(Data about app and page elements)
========================
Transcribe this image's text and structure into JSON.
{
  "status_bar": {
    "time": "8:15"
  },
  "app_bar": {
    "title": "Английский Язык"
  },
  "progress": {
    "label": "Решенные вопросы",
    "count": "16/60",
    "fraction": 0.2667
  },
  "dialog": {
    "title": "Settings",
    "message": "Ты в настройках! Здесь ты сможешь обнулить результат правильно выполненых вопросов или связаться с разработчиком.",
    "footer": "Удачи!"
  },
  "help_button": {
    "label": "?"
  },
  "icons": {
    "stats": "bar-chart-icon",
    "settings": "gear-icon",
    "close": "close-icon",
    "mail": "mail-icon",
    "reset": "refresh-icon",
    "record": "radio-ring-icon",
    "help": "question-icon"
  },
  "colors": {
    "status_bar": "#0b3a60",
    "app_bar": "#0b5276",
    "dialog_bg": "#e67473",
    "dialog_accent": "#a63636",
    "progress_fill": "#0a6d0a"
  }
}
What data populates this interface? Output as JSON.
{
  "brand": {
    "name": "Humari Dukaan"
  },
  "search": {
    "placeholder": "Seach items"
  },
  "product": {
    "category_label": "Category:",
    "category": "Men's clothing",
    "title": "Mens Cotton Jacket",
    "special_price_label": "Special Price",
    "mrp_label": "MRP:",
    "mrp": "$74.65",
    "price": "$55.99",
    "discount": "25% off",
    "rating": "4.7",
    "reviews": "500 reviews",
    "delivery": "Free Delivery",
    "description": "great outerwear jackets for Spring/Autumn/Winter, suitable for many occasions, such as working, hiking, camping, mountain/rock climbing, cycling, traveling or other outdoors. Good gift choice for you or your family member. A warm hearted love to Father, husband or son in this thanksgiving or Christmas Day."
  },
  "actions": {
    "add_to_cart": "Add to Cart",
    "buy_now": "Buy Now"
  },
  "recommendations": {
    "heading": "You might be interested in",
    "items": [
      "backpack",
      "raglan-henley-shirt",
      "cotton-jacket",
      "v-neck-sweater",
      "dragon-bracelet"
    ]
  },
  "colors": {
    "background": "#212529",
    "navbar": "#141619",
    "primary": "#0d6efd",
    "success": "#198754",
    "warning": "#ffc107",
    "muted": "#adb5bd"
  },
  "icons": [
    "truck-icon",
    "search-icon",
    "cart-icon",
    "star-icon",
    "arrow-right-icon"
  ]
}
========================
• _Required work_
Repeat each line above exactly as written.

• _Written answer_
Transcribe this image's text and structure into JSON.
{
  "status_bar": {
    "time": "8:15"
  },
  "app_bar": {
    "title": "Английский Язык"
  },
  "progress": {
    "label": "Решенные вопросы",
    "count": "16/60",
    "fraction": 0.2667
  },
  "dialog": {
    "title": "Settings",
    "message": "Ты в настройках! Здесь ты сможешь обнулить результат правильно выполненых вопросов или связаться с разработчиком.",
    "footer": "Удачи!"
  },
  "help_button": {
    "label": "?"
  },
  "icons": {
    "stats": "bar-chart-icon",
    "settings": "gear-icon",
    "close": "close-icon",
    "mail": "mail-icon",
    "reset": "refresh-icon",
    "record": "radio-ring-icon",
    "help": "question-icon"
  },
  "colors": {
    "status_bar": "#0b3a60",
    "app_bar": "#0b5276",
    "dialog_bg": "#e67473",
    "dialog_accent": "#a63636",
    "progress_fill": "#0a6d0a"
  }
}
What data populates this interface? Output as JSON.
{
  "brand": {
    "name": "Humari Dukaan"
  },
  "search": {
    "placeholder": "Seach items"
  },
  "product": {
    "category_label": "Category:",
    "category": "Men's clothing",
    "title": "Mens Cotton Jacket",
    "special_price_label": "Special Price",
    "mrp_label": "MRP:",
    "mrp": "$74.65",
    "price": "$55.99",
    "discount": "25% off",
    "rating": "4.7",
    "reviews": "500 reviews",
    "delivery": "Free Delivery",
    "description": "great outerwear jackets for Spring/Autumn/Winter, suitable for many occasions, such as working, hiking, camping, mountain/rock climbing, cycling, traveling or other outdoors. Good gift choice for you or your family member. A warm hearted love to Father, husband or son in this thanksgiving or Christmas Day."
  },
  "actions": {
    "add_to_cart": "Add to Cart",
    "buy_now": "Buy Now"
  },
  "recommendations": {
    "heading": "You might be interested in",
    "items": [
      "backpack",
      "raglan-henley-shirt",
      "cotton-jacket",
      "v-neck-sweater",
      "dragon-bracelet"
    ]
  },
  "colors": {
    "background": "#212529",
    "navbar": "#141619",
    "primary": "#0d6efd",
    "success": "#198754",
    "warning": "#ffc107",
    "muted": "#adb5bd"
  },
  "icons": [
    "truck-icon",
    "search-icon",
    "cart-icon",
    "star-icon",
    "arrow-right-icon"
  ]
}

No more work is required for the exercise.